**EXERCISE AIM:** Read the listing below and copy out every line that holds "Test".
++++++++++
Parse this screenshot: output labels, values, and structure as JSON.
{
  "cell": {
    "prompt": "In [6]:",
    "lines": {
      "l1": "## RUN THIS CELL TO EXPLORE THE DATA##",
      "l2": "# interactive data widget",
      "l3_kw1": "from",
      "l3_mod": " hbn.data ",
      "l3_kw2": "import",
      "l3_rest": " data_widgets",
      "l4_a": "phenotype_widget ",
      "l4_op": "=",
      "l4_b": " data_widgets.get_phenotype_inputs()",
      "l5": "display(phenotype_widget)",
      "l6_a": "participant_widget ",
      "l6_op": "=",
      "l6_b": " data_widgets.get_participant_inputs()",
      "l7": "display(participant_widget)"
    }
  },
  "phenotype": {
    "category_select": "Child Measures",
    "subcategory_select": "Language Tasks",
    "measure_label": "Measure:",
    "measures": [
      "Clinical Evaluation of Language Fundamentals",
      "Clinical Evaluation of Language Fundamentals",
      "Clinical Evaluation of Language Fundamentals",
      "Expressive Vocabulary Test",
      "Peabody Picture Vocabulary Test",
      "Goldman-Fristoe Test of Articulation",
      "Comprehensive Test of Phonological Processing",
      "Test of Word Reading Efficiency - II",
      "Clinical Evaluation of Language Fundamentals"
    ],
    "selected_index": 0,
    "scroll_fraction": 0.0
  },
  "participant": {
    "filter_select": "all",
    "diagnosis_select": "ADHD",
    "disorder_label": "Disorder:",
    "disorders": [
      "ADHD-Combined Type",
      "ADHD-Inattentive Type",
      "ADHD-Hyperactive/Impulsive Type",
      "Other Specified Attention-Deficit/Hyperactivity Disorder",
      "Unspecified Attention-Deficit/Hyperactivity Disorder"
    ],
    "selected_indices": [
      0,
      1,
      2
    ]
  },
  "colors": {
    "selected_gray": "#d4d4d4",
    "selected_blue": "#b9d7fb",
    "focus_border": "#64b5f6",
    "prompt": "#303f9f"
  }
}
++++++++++
**OUTPUT BELOW:**
      "Expressive Vocabulary Test",
      "Peabody Picture Vocabulary Test",
      "Goldman-Fristoe Test of Articulation",
      "Comprehensive Test of Phonological Processing",
      "Test of Word Reading Efficiency - II",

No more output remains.